AB - The availability of spatial data on an unprecedented scale as well as advancements in analytical and visualization techniques gives researchers the opportunity to study complex problems over large urban and regional areas. Nevertheless, few individual data sets exist that provide both the requisite spatial and/or temporal observational frequency to truly facilitate detailed investigations. Some data are collected frequently over time but only at a few geographic locations (e.g., weather stations). Similarly, other data are collected with a high level of spatial resolution but not at regular or frequent time intervals (e.g., satellite data). The purpose of this article is to present an interpolation approach that leverages the relative temporal richness of one data set with the relative spatial richness of another to fill in the gaps. Because different interpolation techniques are more appropriate than others for specific types of data, we propose a space-time interpolation approach whereby two interpolation methods - one for the temporal and one for the spatial dimension - are used in tandem to increase the accuracy results. We call our ensemble approach the space-time interpolation environment (STIE). The primary steps within this environment include a spatial interpolation processor, a temporal interpolation processor, and a calibration processor, which enforces phenomenonrelated behavioral constraints. The specific interpolation techniques used within the STIE can be chosen on the basis of suitability for the data and application at hand. In this article, we first describe STIE conceptually including the data input requirements, output structure, details of the primary steps, and the mechanism for coordinating the data within those steps. We then describe a case study focusing on urban land cover in Phoenix, Arizona, using our working implementation. Our empirical results show that our approach increased the accuracy for estimating urban land cover better than a single interpolation technique.

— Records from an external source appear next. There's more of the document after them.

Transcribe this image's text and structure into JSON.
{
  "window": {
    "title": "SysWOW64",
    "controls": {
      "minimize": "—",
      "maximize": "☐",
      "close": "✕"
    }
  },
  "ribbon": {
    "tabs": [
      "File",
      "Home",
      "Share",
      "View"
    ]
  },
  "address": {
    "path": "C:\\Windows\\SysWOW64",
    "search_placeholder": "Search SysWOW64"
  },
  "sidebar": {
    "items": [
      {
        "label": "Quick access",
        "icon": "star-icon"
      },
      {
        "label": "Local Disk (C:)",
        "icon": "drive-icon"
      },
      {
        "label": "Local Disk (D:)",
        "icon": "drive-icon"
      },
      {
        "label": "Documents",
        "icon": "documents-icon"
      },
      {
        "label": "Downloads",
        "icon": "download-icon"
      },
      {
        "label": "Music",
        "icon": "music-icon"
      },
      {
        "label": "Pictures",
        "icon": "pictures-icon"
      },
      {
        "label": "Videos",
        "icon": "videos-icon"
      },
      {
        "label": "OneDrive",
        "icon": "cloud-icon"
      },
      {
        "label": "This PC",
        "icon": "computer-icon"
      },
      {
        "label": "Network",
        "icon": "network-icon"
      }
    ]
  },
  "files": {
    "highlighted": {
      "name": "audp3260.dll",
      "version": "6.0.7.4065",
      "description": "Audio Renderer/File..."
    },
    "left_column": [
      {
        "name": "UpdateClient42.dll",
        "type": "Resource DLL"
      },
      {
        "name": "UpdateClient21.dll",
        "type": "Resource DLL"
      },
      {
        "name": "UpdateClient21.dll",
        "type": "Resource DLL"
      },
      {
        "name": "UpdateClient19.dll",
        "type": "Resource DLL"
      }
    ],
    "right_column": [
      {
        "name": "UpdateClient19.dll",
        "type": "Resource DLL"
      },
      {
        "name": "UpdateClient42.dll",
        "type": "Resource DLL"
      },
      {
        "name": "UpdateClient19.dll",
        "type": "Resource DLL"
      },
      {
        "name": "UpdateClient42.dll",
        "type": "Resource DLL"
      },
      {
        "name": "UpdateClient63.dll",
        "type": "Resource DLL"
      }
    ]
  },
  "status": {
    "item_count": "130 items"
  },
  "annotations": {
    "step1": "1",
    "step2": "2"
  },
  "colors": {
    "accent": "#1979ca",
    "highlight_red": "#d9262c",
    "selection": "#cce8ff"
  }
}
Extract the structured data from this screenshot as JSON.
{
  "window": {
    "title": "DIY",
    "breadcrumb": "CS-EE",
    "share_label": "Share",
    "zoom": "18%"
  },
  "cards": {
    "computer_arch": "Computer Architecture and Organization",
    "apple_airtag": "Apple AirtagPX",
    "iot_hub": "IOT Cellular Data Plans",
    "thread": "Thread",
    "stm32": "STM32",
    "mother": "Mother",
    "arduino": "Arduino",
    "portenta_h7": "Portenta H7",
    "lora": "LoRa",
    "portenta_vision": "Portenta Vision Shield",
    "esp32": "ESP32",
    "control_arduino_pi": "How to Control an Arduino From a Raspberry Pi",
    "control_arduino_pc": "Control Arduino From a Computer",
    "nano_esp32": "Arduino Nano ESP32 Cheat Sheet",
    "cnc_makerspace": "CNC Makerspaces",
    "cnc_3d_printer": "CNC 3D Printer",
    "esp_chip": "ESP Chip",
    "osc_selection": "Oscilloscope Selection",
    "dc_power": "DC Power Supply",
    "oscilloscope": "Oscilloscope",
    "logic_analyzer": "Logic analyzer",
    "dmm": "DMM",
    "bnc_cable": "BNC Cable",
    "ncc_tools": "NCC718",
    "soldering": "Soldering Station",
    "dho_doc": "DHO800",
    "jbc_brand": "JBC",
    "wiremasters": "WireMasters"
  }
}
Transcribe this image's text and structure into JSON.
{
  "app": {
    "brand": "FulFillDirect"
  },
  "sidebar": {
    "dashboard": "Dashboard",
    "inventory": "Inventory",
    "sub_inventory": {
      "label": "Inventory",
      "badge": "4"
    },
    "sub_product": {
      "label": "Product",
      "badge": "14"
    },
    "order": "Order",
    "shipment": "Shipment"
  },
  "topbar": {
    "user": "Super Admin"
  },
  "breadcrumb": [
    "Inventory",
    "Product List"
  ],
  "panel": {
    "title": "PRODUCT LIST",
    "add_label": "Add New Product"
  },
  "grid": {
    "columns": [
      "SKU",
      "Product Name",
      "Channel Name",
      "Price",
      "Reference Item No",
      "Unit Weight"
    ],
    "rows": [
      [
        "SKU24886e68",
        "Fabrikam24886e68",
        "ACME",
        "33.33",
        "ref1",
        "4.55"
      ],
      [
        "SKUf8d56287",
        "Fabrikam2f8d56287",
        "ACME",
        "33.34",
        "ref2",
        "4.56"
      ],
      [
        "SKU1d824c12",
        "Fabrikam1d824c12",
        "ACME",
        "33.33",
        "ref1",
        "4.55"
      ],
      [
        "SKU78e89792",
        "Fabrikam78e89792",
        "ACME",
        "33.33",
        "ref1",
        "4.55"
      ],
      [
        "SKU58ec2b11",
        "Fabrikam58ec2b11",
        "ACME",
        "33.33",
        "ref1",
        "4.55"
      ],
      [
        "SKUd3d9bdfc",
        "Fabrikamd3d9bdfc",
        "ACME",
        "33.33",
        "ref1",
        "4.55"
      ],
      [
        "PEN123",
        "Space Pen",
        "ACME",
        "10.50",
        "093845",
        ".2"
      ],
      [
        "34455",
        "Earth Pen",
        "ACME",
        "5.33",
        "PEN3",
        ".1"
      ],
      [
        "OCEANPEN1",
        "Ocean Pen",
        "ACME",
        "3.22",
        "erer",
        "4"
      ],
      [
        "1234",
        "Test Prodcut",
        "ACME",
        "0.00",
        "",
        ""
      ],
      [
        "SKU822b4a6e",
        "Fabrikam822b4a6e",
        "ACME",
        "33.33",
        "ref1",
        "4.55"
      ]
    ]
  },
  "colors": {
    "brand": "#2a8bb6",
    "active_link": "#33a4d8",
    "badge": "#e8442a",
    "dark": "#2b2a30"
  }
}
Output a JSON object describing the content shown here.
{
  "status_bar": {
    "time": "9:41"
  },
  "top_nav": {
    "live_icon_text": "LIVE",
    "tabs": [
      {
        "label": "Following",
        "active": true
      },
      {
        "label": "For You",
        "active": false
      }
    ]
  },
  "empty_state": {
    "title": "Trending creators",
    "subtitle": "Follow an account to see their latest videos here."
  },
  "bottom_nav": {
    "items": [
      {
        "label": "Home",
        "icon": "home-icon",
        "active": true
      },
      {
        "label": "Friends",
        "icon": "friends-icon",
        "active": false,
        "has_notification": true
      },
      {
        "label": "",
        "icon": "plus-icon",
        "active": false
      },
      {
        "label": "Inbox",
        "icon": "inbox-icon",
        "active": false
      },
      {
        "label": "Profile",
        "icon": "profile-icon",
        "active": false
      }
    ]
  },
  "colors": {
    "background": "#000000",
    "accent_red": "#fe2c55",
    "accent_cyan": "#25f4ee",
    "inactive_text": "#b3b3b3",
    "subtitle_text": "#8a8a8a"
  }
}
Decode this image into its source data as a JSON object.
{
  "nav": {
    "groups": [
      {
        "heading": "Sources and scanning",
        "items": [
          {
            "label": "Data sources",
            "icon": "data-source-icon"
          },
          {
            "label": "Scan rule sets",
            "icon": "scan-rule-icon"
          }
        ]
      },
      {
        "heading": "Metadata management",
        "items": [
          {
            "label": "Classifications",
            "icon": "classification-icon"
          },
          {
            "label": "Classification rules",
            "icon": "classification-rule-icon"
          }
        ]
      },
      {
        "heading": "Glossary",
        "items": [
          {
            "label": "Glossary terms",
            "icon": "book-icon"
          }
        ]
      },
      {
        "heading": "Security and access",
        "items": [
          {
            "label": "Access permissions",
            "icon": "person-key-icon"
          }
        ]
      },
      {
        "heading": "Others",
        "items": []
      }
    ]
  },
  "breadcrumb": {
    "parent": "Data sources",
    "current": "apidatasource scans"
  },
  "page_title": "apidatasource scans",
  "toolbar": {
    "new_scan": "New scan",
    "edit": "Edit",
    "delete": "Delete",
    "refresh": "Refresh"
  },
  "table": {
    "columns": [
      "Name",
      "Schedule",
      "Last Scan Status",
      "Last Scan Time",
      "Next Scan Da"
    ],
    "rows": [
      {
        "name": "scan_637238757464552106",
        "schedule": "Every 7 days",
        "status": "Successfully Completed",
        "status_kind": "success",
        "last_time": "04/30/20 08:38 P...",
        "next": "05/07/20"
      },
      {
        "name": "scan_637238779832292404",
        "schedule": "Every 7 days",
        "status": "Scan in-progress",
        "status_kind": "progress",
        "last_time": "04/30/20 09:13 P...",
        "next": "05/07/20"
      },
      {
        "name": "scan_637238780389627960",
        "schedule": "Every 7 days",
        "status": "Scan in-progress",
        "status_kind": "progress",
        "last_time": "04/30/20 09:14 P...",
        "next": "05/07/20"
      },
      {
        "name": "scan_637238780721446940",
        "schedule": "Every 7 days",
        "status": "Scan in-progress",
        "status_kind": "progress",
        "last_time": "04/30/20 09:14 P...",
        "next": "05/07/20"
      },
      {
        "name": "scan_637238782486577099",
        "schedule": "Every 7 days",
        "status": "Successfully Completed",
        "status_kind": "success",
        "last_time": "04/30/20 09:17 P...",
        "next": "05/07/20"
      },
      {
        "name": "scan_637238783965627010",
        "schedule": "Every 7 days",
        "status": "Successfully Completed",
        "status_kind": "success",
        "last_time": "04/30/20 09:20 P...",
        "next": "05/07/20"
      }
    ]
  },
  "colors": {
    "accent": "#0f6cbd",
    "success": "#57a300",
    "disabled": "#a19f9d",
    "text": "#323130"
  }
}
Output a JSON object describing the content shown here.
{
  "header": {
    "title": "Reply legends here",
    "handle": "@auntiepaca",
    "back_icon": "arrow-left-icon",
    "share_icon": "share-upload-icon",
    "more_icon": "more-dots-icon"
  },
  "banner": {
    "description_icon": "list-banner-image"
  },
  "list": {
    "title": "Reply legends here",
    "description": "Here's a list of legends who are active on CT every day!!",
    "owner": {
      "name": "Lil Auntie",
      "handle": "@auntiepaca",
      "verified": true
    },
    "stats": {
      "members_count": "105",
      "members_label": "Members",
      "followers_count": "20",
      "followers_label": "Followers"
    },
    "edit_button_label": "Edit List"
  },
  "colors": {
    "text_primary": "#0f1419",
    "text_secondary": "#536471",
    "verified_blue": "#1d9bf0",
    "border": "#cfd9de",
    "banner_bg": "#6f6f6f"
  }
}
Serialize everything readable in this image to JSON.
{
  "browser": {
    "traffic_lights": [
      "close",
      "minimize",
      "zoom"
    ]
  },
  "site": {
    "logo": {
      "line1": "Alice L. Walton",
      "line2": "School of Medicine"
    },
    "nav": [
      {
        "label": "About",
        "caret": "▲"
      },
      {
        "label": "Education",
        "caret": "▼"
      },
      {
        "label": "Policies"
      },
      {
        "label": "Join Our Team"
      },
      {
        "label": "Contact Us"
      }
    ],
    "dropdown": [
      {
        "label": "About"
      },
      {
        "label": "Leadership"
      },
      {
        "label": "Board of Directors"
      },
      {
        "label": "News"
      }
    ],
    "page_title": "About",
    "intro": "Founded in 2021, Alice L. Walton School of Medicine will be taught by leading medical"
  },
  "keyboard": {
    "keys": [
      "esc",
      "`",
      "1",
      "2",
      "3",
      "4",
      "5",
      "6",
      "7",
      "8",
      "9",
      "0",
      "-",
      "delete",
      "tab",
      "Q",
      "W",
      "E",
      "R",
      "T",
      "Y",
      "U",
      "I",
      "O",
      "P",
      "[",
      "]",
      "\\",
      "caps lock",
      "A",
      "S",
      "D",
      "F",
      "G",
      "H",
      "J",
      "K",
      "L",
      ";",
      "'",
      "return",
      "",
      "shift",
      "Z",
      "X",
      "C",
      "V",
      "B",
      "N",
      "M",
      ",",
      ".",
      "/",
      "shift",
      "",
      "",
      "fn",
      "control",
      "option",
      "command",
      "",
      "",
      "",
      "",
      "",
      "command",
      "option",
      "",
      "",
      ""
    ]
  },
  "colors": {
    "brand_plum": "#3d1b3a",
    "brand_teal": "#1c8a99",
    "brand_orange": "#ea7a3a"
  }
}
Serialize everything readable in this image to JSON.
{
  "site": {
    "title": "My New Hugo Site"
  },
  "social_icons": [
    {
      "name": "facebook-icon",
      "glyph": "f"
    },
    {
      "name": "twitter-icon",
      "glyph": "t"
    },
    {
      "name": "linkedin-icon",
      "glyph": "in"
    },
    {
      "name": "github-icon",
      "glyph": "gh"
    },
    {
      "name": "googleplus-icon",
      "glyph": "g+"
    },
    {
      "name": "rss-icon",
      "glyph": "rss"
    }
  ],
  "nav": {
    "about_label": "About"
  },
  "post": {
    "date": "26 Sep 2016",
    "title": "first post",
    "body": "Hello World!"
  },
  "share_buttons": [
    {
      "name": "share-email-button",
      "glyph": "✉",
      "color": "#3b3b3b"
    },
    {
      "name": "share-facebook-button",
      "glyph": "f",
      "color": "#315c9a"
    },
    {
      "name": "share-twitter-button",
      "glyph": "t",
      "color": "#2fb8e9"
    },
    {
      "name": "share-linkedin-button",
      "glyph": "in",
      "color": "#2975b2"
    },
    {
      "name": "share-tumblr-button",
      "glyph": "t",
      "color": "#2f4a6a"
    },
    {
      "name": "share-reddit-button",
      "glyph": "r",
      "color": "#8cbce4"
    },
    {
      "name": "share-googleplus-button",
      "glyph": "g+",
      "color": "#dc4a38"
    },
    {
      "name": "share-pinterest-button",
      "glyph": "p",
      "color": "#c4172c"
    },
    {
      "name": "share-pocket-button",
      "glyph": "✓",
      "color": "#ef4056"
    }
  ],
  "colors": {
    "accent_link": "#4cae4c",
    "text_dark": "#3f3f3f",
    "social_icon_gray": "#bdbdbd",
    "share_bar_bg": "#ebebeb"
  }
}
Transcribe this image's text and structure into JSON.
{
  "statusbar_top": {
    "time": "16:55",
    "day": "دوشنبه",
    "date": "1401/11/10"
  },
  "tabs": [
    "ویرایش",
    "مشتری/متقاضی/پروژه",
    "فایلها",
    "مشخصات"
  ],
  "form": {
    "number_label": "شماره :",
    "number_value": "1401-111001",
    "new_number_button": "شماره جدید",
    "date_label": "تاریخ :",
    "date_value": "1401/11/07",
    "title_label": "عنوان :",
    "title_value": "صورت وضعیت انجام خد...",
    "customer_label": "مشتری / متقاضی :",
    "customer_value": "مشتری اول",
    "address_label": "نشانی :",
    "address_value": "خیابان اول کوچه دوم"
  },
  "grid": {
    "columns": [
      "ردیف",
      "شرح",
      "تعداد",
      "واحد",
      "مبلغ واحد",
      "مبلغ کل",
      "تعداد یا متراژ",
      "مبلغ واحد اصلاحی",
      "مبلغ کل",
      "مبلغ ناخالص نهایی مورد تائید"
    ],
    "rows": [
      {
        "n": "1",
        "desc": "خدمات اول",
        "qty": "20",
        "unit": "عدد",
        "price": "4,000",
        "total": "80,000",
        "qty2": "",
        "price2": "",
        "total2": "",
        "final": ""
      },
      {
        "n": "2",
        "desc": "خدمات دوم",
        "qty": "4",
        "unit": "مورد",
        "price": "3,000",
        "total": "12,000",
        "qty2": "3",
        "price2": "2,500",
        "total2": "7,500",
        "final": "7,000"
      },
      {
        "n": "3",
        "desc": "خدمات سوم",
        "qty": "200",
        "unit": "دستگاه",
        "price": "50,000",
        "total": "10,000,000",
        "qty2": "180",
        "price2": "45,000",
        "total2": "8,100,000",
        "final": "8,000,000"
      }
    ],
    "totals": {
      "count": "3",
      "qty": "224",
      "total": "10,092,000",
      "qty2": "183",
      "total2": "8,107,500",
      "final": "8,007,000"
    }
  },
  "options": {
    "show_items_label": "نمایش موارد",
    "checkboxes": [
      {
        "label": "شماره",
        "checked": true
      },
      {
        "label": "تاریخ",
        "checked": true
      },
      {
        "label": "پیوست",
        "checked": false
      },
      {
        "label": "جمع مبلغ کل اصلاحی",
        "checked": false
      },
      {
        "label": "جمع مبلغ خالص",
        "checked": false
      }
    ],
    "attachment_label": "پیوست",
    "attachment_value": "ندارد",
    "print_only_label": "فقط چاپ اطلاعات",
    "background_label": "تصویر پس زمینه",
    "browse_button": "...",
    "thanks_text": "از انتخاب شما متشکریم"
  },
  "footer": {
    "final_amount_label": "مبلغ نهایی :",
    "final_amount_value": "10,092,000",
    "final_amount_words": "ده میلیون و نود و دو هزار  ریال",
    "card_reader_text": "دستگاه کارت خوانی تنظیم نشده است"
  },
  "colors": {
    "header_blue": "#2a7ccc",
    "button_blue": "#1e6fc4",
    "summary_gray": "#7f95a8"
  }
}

KW - Arizona

KW - Phoenix

KW - Space-time interpolation

KW - Urban growth

UR - http://www.scopus.com/inward/record.url?scp=77956408646&partnerID=8YFLogxK

UR - http://www.scopus.com/inward/citedby.url?scp=77956408646&partnerID=8YFLogxK

U2 - 10.1080/13658816.2010.488238

DO - 10.1080/13658816.2010.488238

M3 - Article

AN - SCOPUS:77956408646

VL - 24

SP - 1309

EP - 1325

JO - International Journal of Geographical Information Science

JF - International Journal of Geographical Information Science

SN - 1365-8816

IS - 9

ER -